With Memorial Day and the start of summer right around the corner, it’s an appropriate time to remind parents and caregivers that children are extremely vulnerable to heatstroke when left unattended in hot cars. Taking the time to learn how to safeguard children from car heatstroke may be the most important activity you do today.
The statistics on child deaths from heatstroke are brutal – and totally preventable. According to Safe Kids USA, more than 500 children across the United States have died from hyperthermia (heatstroke) in cars since 1998. That’s about 33 deaths per year. Some states have a higher reported child fatality record than others. For example, of the 33 child heatstroke deaths in cars reported in 2011, eight occurred in Texas. The record number of Texas child heatstroke deaths occurred in 2010, with 12 of 49 cases occurring in the Lone Star State.
What’s even more tragic is that more than half of these annual child heatstroke deaths occurred because the parent or caregiver forgot the child was in the vehicle before leaving to go into work, shopping or tend to other errands. Other reasons for the child fatalities were that the child became trapped when playing inside the vehicle, or the parents or other caregivers intentionally left the child alone in the car for just a few minutes.
It may not seem all that hot outside, but the fact is that a child can suffer heatstroke and die when left inside a car on a 72-degree day. That’s because small children’s bodies heat up five times faster than an adult’s. And, it only takes a very short time for the car’s interior to heat up. How short? In 10 minutes or less, the inside of the car can heat up 20 degrees – and the temperature continues to rise after that.
How to safeguard children from car heatstroke really is a matter of remembering to ACT:
Avoid child heatstroke injury and death by
Never leaving your child alone in a car unattended, even for just a few minutes
Consistently checking unattended cars to ensure doors and trunks are locked
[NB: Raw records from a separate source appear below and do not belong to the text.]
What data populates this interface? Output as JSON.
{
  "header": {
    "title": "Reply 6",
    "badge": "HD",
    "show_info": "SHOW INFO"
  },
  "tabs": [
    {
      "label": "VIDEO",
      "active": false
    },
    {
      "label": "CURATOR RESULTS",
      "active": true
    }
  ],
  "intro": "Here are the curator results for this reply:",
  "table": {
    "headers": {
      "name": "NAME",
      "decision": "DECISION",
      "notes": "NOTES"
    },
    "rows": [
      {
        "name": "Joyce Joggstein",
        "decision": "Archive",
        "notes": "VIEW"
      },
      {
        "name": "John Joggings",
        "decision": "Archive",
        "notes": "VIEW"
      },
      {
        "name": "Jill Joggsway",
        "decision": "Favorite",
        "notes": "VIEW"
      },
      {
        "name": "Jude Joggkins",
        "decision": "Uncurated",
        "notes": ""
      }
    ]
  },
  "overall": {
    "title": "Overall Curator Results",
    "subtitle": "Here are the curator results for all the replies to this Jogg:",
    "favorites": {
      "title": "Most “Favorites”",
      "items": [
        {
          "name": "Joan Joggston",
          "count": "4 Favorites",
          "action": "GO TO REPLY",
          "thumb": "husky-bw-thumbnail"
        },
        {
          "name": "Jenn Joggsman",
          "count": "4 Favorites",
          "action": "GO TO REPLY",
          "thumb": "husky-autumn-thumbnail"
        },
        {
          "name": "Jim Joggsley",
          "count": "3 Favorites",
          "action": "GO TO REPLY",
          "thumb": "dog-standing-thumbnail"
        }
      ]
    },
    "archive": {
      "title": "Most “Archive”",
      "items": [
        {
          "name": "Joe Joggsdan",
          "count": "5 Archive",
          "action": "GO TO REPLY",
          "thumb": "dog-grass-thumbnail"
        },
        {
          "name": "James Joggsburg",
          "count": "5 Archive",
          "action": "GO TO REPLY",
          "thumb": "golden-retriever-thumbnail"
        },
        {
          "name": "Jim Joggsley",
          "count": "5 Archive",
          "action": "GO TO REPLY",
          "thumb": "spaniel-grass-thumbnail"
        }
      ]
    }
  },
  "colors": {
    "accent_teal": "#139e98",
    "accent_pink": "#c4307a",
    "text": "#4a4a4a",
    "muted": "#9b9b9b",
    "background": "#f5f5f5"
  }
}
Create reminders and habits to provide a “safety net” for your child by
- Establishing a “peace of mind” plan by calling or texting all other caregivers when you drop off your child at daycare, so the whereabouts of your child is always known
- Place needed items in back seat so that you have to look in the back seat to retrieve them before you exit and leave the vehicle. These items may include your purse, cell phone, tablet, briefcase or gym bag
- Set an alarm on your cell phone or calendar on our computer to remind you to drop off your child at daycare
- Take Action whenever you see an unattended child left in a vehicle. The best thing to do is to dial 911 and let the operator know the location and circumstances. The 911 operator is trained to deal with these types of circumstances and can immediately summon emergency personnel and/or give instructions you should follow if they determine the child is in imminent danger.
Remember that it only takes a few seconds to do the right thing to safeguard your children from car heatstroke. Get into the habit of ACTing in a responsible and loving manner and you can help prevent a tragedy that you’ll never forgive yourself for.